[INFORMATION SUPPLIED — start]

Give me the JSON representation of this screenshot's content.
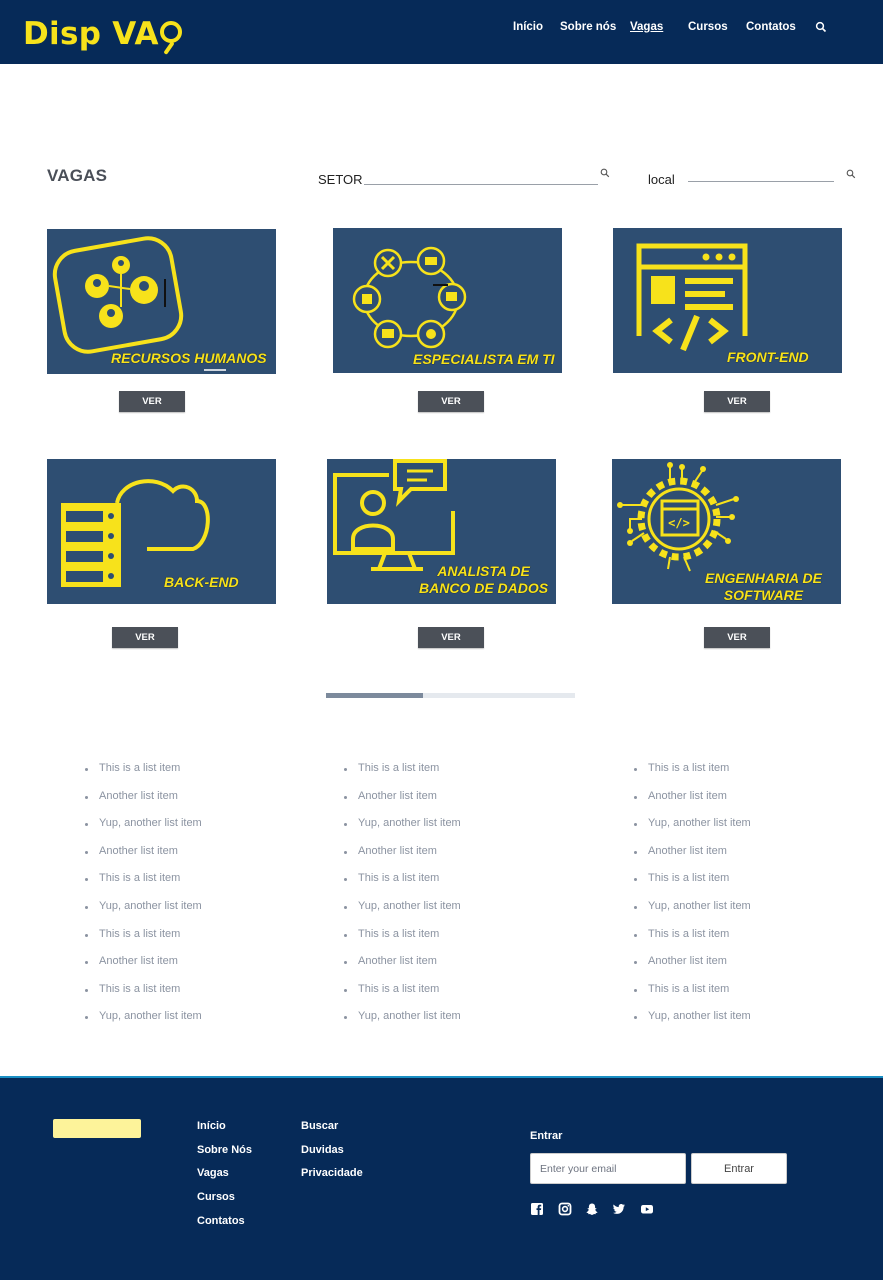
{
  "colors": {
    "brand_blue": "#062a58",
    "brand_yellow": "#f7e21b",
    "card_bg": "#2e4e72",
    "button_gray": "#4b5058",
    "footer_accent": "#1a8fc4"
  },
  "header": {
    "logo_text": "Disp VA",
    "logo_icon": "magnifier-g-icon",
    "nav": [
      {
        "label": "Início",
        "active": false
      },
      {
        "label": "Sobre nós",
        "active": false
      },
      {
        "label": "Vagas",
        "active": true
      },
      {
        "label": "Cursos",
        "active": false
      },
      {
        "label": "Contatos",
        "active": false
      }
    ],
    "search_icon": "search-icon"
  },
  "main": {
    "title": "VAGAS",
    "filters": {
      "setor_label": "SETOR",
      "local_label": "local"
    },
    "cards": [
      {
        "caption_lines": [
          "RECURSOS HUMANOS"
        ],
        "button": "VER",
        "icon": "people-network-icon"
      },
      {
        "caption_lines": [
          "ESPECIALISTA EM TI"
        ],
        "button": "VER",
        "icon": "it-tools-cycle-icon"
      },
      {
        "caption_lines": [
          "FRONT-END"
        ],
        "button": "VER",
        "icon": "browser-code-icon"
      },
      {
        "caption_lines": [
          "BACK-END"
        ],
        "button": "VER",
        "icon": "server-cloud-icon"
      },
      {
        "caption_lines": [
          "ANALISTA DE",
          "BANCO DE DADOS"
        ],
        "button": "VER",
        "icon": "monitor-person-chat-icon"
      },
      {
        "caption_lines": [
          "ENGENHARIA DE",
          "SOFTWARE"
        ],
        "button": "VER",
        "icon": "code-gear-circuit-icon"
      }
    ],
    "pager_progress": 0.39
  },
  "lists": [
    [
      "This is a list item",
      "Another list item",
      "Yup, another list item",
      "Another list item",
      "This is a list item",
      "Yup, another list item",
      "This is a list item",
      "Another list item",
      "This is a list item",
      "Yup, another list item"
    ],
    [
      "This is a list item",
      "Another list item",
      "Yup, another list item",
      "Another list item",
      "This is a list item",
      "Yup, another list item",
      "This is a list item",
      "Another list item",
      "This is a list item",
      "Yup, another list item"
    ],
    [
      "This is a list item",
      "Another list item",
      "Yup, another list item",
      "Another list item",
      "This is a list item",
      "Yup, another list item",
      "This is a list item",
      "Another list item",
      "This is a list item",
      "Yup, another list item"
    ]
  ],
  "footer": {
    "col1": [
      "Início",
      "Sobre Nós",
      "Vagas",
      "Cursos",
      "Contatos"
    ],
    "col2": [
      "Buscar",
      "Duvidas",
      "Privacidade"
    ],
    "entrar_title": "Entrar",
    "email_placeholder": "Enter your email",
    "entrar_button": "Entrar",
    "social_icons": [
      "facebook-icon",
      "instagram-icon",
      "snapchat-icon",
      "twitter-icon",
      "youtube-icon"
    ]
  }
}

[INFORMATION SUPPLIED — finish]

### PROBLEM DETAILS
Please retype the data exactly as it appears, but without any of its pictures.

### ANSWER SPACE
Give me the JSON representation of this screenshot's content.
{
  "colors": {
    "brand_blue": "#062a58",
    "brand_yellow": "#f7e21b",
    "card_bg": "#2e4e72",
    "button_gray": "#4b5058",
    "footer_accent": "#1a8fc4"
  },
  "header": {
    "logo_text": "Disp VA",
    "logo_icon": "magnifier-g-icon",
    "nav": [
      {
        "label": "Início",
        "active": false
      },
      {
        "label": "Sobre nós",
        "active": false
      },
      {
        "label": "Vagas",
        "active": true
      },
      {
        "label": "Cursos",
        "active": false
      },
      {
        "label": "Contatos",
        "active": false
      }
    ],
    "search_icon": "search-icon"
  },
  "main": {
    "title": "VAGAS",
    "filters": {
      "setor_label": "SETOR",
      "local_label": "local"
    },
    "cards": [
      {
        "caption_lines": [
          "RECURSOS HUMANOS"
        ],
        "button": "VER",
        "icon": "people-network-icon"
      },
      {
        "caption_lines": [
          "ESPECIALISTA EM TI"
        ],
        "button": "VER",
        "icon": "it-tools-cycle-icon"
      },
      {
        "caption_lines": [
          "FRONT-END"
        ],
        "button": "VER",
        "icon": "browser-code-icon"
      },
      {
        "caption_lines": [
          "BACK-END"
        ],
        "button": "VER",
        "icon": "server-cloud-icon"
      },
      {
        "caption_lines": [
          "ANALISTA DE",
          "BANCO DE DADOS"
        ],
        "button": "VER",
        "icon": "monitor-person-chat-icon"
      },
      {
        "caption_lines": [
          "ENGENHARIA DE",
          "SOFTWARE"
        ],
        "button": "VER",
        "icon": "code-gear-circuit-icon"
      }
    ],
    "pager_progress": 0.39
  },
  "lists": [
    [
      "This is a list item",
      "Another list item",
      "Yup, another list item",
      "Another list item",
      "This is a list item",
      "Yup, another list item",
      "This is a list item",
      "Another list item",
      "This is a list item",
      "Yup, another list item"
    ],
    [
      "This is a list item",
      "Another list item",
      "Yup, another list item",
      "Another list item",
      "This is a list item",
      "Yup, another list item",
      "This is a list item",
      "Another list item",
      "This is a list item",
      "Yup, another list item"
    ],
    [
      "This is a list item",
      "Another list item",
      "Yup, another list item",
      "Another list item",
      "This is a list item",
      "Yup, another list item",
      "This is a list item",
      "Another list item",
      "This is a list item",
      "Yup, another list item"
    ]
  ],
  "footer": {
    "col1": [
      "Início",
      "Sobre Nós",
      "Vagas",
      "Cursos",
      "Contatos"
    ],
    "col2": [
      "Buscar",
      "Duvidas",
      "Privacidade"
    ],
    "entrar_title": "Entrar",
    "email_placeholder": "Enter your email",
    "entrar_button": "Entrar",
    "social_icons": [
      "facebook-icon",
      "instagram-icon",
      "snapchat-icon",
      "twitter-icon",
      "youtube-icon"
    ]
  }
}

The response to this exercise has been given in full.